Your objective:
Only the images are to be dropped; the records themselves must be repeated exactly.

*** Opening of Material provided ***

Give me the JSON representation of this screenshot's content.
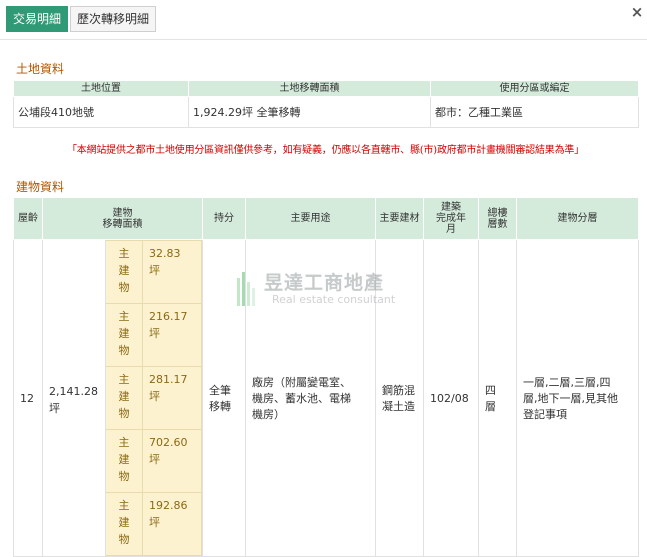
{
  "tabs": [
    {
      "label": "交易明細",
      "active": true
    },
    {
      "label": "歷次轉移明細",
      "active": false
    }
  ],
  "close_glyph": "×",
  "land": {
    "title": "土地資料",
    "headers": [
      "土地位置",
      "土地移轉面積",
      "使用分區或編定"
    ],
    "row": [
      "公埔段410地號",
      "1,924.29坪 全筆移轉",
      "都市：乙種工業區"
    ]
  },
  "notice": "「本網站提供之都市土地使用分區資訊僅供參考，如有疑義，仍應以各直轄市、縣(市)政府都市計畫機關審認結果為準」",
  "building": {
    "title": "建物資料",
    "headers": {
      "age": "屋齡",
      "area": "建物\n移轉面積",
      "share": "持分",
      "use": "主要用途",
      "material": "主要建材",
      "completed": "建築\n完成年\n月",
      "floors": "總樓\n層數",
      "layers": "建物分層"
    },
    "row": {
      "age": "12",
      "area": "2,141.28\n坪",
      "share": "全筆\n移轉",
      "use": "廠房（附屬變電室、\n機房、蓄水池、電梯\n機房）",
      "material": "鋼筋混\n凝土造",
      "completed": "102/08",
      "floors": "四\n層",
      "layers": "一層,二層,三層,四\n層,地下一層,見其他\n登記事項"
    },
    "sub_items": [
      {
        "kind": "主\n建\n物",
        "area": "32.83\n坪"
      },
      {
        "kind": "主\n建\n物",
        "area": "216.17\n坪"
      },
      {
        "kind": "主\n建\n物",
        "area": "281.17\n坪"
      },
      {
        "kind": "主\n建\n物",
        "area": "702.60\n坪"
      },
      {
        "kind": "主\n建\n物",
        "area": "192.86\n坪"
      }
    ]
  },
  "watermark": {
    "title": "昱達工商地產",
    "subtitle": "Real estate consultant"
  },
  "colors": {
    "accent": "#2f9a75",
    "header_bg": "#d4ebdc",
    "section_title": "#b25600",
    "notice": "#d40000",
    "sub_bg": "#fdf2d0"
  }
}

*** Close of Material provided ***

Reply:
Give me the JSON representation of this screenshot's content.
{
  "tabs": [
    {
      "label": "交易明細",
      "active": true
    },
    {
      "label": "歷次轉移明細",
      "active": false
    }
  ],
  "close_glyph": "×",
  "land": {
    "title": "土地資料",
    "headers": [
      "土地位置",
      "土地移轉面積",
      "使用分區或編定"
    ],
    "row": [
      "公埔段410地號",
      "1,924.29坪 全筆移轉",
      "都市：乙種工業區"
    ]
  },
  "notice": "「本網站提供之都市土地使用分區資訊僅供參考，如有疑義，仍應以各直轄市、縣(市)政府都市計畫機關審認結果為準」",
  "building": {
    "title": "建物資料",
    "headers": {
      "age": "屋齡",
      "area": "建物\n移轉面積",
      "share": "持分",
      "use": "主要用途",
      "material": "主要建材",
      "completed": "建築\n完成年\n月",
      "floors": "總樓\n層數",
      "layers": "建物分層"
    },
    "row": {
      "age": "12",
      "area": "2,141.28\n坪",
      "share": "全筆\n移轉",
      "use": "廠房（附屬變電室、\n機房、蓄水池、電梯\n機房）",
      "material": "鋼筋混\n凝土造",
      "completed": "102/08",
      "floors": "四\n層",
      "layers": "一層,二層,三層,四\n層,地下一層,見其他\n登記事項"
    },
    "sub_items": [
      {
        "kind": "主\n建\n物",
        "area": "32.83\n坪"
      },
      {
        "kind": "主\n建\n物",
        "area": "216.17\n坪"
      },
      {
        "kind": "主\n建\n物",
        "area": "281.17\n坪"
      },
      {
        "kind": "主\n建\n物",
        "area": "702.60\n坪"
      },
      {
        "kind": "主\n建\n物",
        "area": "192.86\n坪"
      }
    ]
  },
  "watermark": {
    "title": "昱達工商地產",
    "subtitle": "Real estate consultant"
  },
  "colors": {
    "accent": "#2f9a75",
    "header_bg": "#d4ebdc",
    "section_title": "#b25600",
    "notice": "#d40000",
    "sub_bg": "#fdf2d0"
  }
}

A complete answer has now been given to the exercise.